Politicians make promises. That’s what they do because that’s what we want them to do. We live on promises. More than mere entertainment, promises paint futures that reassure us and entice us to go forward, either via the left or right, with a great deal of confidence and, lest we forget, defensiveness.

We are a divided nation

Which brings up the fact that ours is a divided nation. It seems we are more so today than ever before, though a careful reading of our nation’s history highlights other past divides. Let’s not forget the civil war, for crying out loud!

We are a divided nation and some say that it reveals who we are. Fair enough. But the division also points to what we have become as part of a process. We are not a static people, after all. We get swayed (entertained?) into following the cacophony of voices emanating from both the left and right. We cannot ignore the noise but we can ignore facts that support one position or the other. Fictions, after all, are more fascinating. We must follow because we consume them and we want more. It’s what we do.

As we consider the recent election and weigh the results in our minds for the lessons taught, it serves us well to focus on a few facts. Facts, too, can be entertaining. Plus, facts add clarity to our current reality.

Election facts worth considering

Let’s look at the election results by the numbers (facts). There is a gap that emerges between what popular voting gives us and the Electoral College results. They don’t coincide, which frustrates us a lot, especially when elections seem to give the nod to candidates who don’t win the popular vote.

The past 16 elections, 1960 through 2020, is presented in this graph. It shows the Electoral College results for election winners by a rather erratic black line that jumps across the frame. The popular voting is revealed by a more consistent green line, gently moving between the 40% and 60% boundaries.

010421 Lessons 2

There is an average gap percentage between these two results, erratic as one is, of 17.81%. What other things are you content with if your choice is almost 20% off from reality? Would bumping house payments up by that much each month be good? Would a tax increase by 17.8% be okay? Would you accept your income reduced by that percentage?

We voters, as political messaging consumers, are correct in being a bit upset because the Electoral College results do not match very well with how we voted. The gap, by the way, exists because we add on a Winner-Takes-All (WTA) convention to the process outside of the Electoral College.

Equal Voice Voting closes the gap
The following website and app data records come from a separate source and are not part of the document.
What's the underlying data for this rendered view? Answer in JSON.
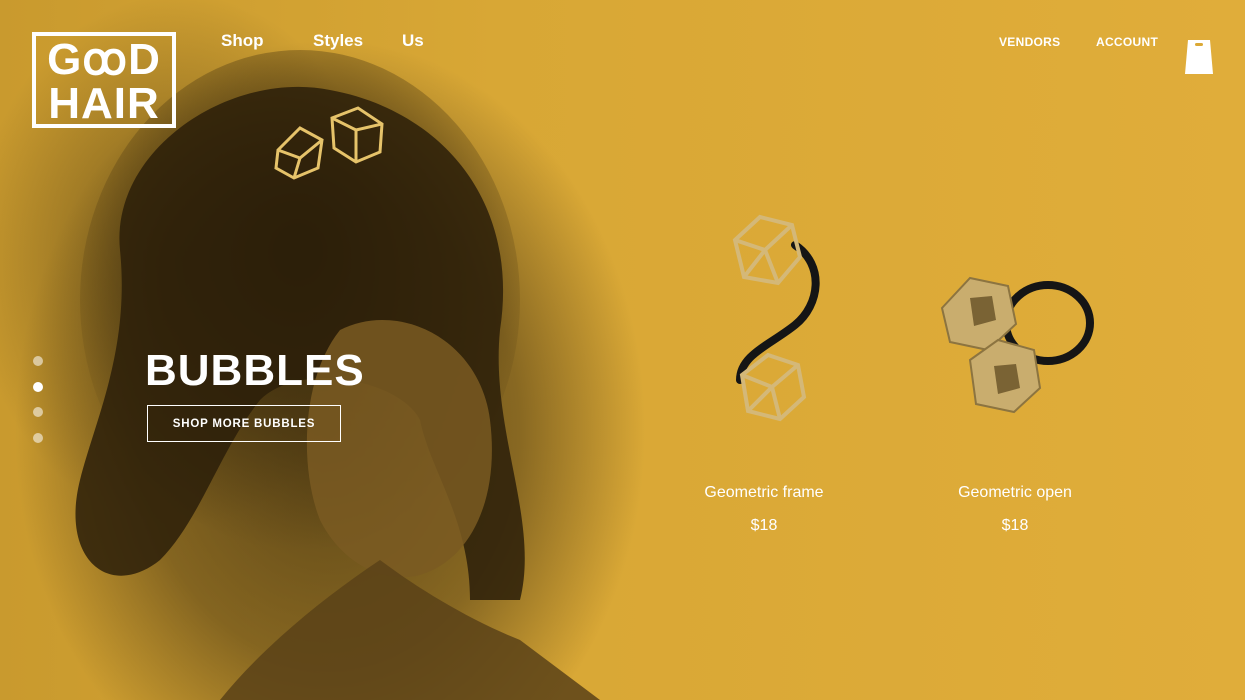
{
  "brand": {
    "logo_line1": "GꝏD",
    "logo_line2": "HAIR"
  },
  "nav": {
    "items": [
      {
        "label": "Shop"
      },
      {
        "label": "Styles"
      },
      {
        "label": "Us"
      }
    ],
    "vendors": "VENDORS",
    "account": "ACCOUNT"
  },
  "hero": {
    "title": "BUBBLES",
    "cta": "SHOP MORE BUBBLES",
    "slides": 4,
    "active_slide": 2
  },
  "products": [
    {
      "name": "Geometric frame",
      "price": "$18"
    },
    {
      "name": "Geometric open",
      "price": "$18"
    }
  ],
  "colors": {
    "background": "#dba936",
    "text": "#ffffff"
  },
  "icons": {
    "cart": "shopping-bag-icon"
  }
}
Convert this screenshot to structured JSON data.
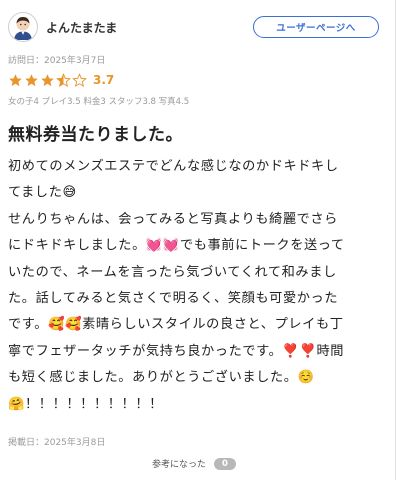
{
  "review": {
    "username": "よんたまたま",
    "user_page_label": "ユーザーページへ",
    "visit_date": "訪問日：2025年3月7日",
    "rating": {
      "value": "3.7",
      "stars_filled": 3.5,
      "stars_total": 5,
      "star_color": "#e8952a"
    },
    "sub_scores": "女の子4 プレイ3.5 料金3 スタッフ3.8 写真4.5",
    "title": "無料券当たりました。",
    "body_lines": [
      "初めてのメンズエステでどんな感じなのかドキドキし",
      "てました😅",
      "せんりちゃんは、会ってみると写真よりも綺麗でさら",
      "にドキドキしました。💓💓でも事前にトークを送って",
      "いたので、ネームを言ったら気づいてくれて和みまし",
      "た。話してみると気さくで明るく、笑顔も可愛かった",
      "です。🥰🥰素晴らしいスタイルの良さと、プレイも丁",
      "寧でフェザータッチが気持ち良かったです。❣️❣️時間",
      "も短く感じました。ありがとうございました。☺️",
      "🤗！！！！！！！！！！"
    ],
    "post_date": "掲載日：2025年3月8日",
    "helpful_label": "参考になった",
    "helpful_count": "0"
  },
  "colors": {
    "accent_blue": "#3a6fd8",
    "star_orange": "#e8952a",
    "muted_text": "#9a9a9a"
  },
  "icons": {
    "avatar": "user-avatar-icon",
    "star": "star-icon"
  }
}
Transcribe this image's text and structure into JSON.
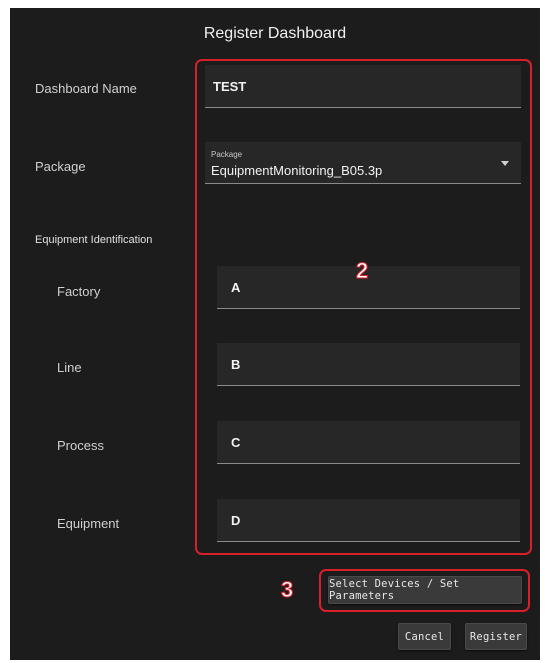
{
  "dialog": {
    "title": "Register Dashboard"
  },
  "form": {
    "dashboard_name": {
      "label": "Dashboard Name",
      "value": "TEST"
    },
    "package": {
      "label": "Package",
      "field_label": "Package",
      "value": "EquipmentMonitoring_B05.3p"
    },
    "equipment_identification": {
      "heading": "Equipment Identification",
      "factory": {
        "label": "Factory",
        "value": "A"
      },
      "line": {
        "label": "Line",
        "value": "B"
      },
      "process": {
        "label": "Process",
        "value": "C"
      },
      "equipment": {
        "label": "Equipment",
        "value": "D"
      }
    }
  },
  "annotations": {
    "fields_marker": "2",
    "select_button_marker": "3"
  },
  "buttons": {
    "select_devices": "Select Devices / Set Parameters",
    "cancel": "Cancel",
    "register": "Register"
  },
  "colors": {
    "background": "#1c1c1c",
    "field": "#272727",
    "annotation": "#d81f2a"
  }
}
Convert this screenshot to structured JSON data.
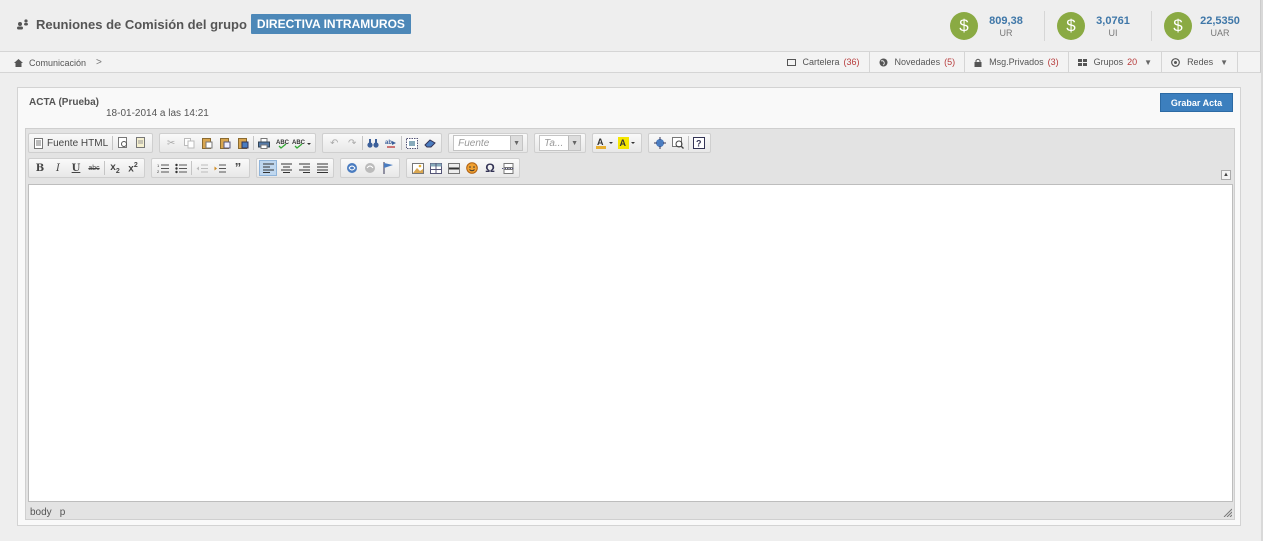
{
  "header": {
    "title": "Reuniones de Comisión del grupo",
    "group": "DIRECTIVA INTRAMUROS",
    "rates": [
      {
        "value": "809,38",
        "unit": "UR",
        "symbol": "$"
      },
      {
        "value": "3,0761",
        "unit": "UI",
        "symbol": "$"
      },
      {
        "value": "22,5350",
        "unit": "UAR",
        "symbol": "$"
      }
    ]
  },
  "nav": {
    "breadcrumb": "Comunicación",
    "chevron": ">",
    "links": {
      "cartelera": {
        "label": "Cartelera",
        "count": "(36)"
      },
      "novedades": {
        "label": "Novedades",
        "count": "(5)"
      },
      "mensajes": {
        "label": "Msg.Privados",
        "count": "(3)"
      },
      "grupos": {
        "label": "Grupos",
        "count": "20"
      },
      "redes": {
        "label": "Redes"
      }
    }
  },
  "panel": {
    "title": "ACTA (Prueba)",
    "date": "18-01-2014 a las 14:21",
    "save_label": "Grabar Acta"
  },
  "editor": {
    "source_label": "Fuente HTML",
    "font_placeholder": "Fuente",
    "size_placeholder": "Ta...",
    "status_path": [
      "body",
      "p"
    ]
  }
}
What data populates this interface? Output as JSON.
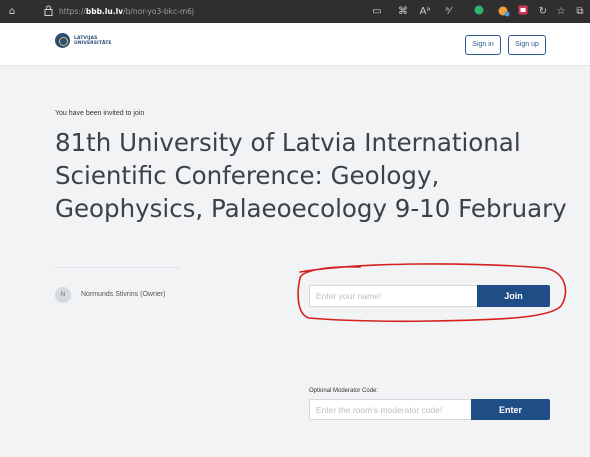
{
  "browser": {
    "url_protocol": "https://",
    "url_domain": "bbb.lu.lv",
    "url_path": "/b/nor-yo3-bkc-m6j",
    "icons": [
      "home-icon",
      "lock-icon",
      "reader-view-icon",
      "app-grid-icon",
      "read-aloud-icon",
      "translate-icon",
      "extension-icon",
      "extension-icon",
      "extension-icon",
      "refresh-icon",
      "favorites-icon",
      "collections-icon"
    ]
  },
  "header": {
    "logo_line1": "LATVIJAS",
    "logo_line2": "UNIVERSITĀTE",
    "sign_in": "Sign in",
    "sign_up": "Sign up"
  },
  "room": {
    "invite_label": "You have been invited to join",
    "title": "81th University of Latvia International Scientific Conference: Geology, Geophysics, Palaeoecology 9-10 February",
    "owner_initial": "N",
    "owner_name": "Normunds Stivrins (Owner)"
  },
  "join": {
    "name_placeholder": "Enter your name!",
    "join_label": "Join"
  },
  "moderator": {
    "label": "Optional Moderator Code:",
    "code_placeholder": "Enter the room's moderator code!",
    "enter_label": "Enter"
  },
  "colors": {
    "primary": "#1f4e87",
    "annotation": "#d42020"
  }
}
There is a lesson to be learned here. Notice the red line. It’s what Equal Voice Voting (EVV) would have produced in those 16 elections. It’s not a perfect match with the popular voting but it gets pretty close. The average difference is only 1.51% because WTA is removed from the election process! In other words, EVV makes All Votes Matter as it delivers a popular voting result on a state-by-state basis. It does so as it adheres to the U.S. Constitution and respects the sovereignty of our republic’s states, as our Constitutional Framers wanted.

Instead of denying Electoral College representation to almost 69 million voters, as was done in 2020, EVV would include all of them (us). The presidential election gap can be narrowed so we get more of what we expect.

For those of you who favor the National Popular Vote Interstate Compact (NPVIC), you should be aware that it cannot narrow the gap. In fact, instead of an average gap being around 20%, NPVIC can double it or more. If you’re a Democrat in an NPVIC state, you may find your vote cast aside in future elections. Your vote will be disenfranchised! That’s a fact, not fiction, and not very entertaining.

The lessons learned in 2020, as we move into 2021, is that we can make a change. Your state can adopt EVV without a U.S. Constitutional amendment and without the need for an interstate compact. Our votes need not disappear in an election result gap. If we want honesty in our presidential election results – not fiction – EVV is a necessity.

Click here to check out other Equal Voice Voting Blogs!

Click here to view the EVV videos.

Please share this blog with others!

By Jerry Spriggs and the Equal Voice Voting Team

Leave a Reply

Your email address will not be published. Required fields are marked *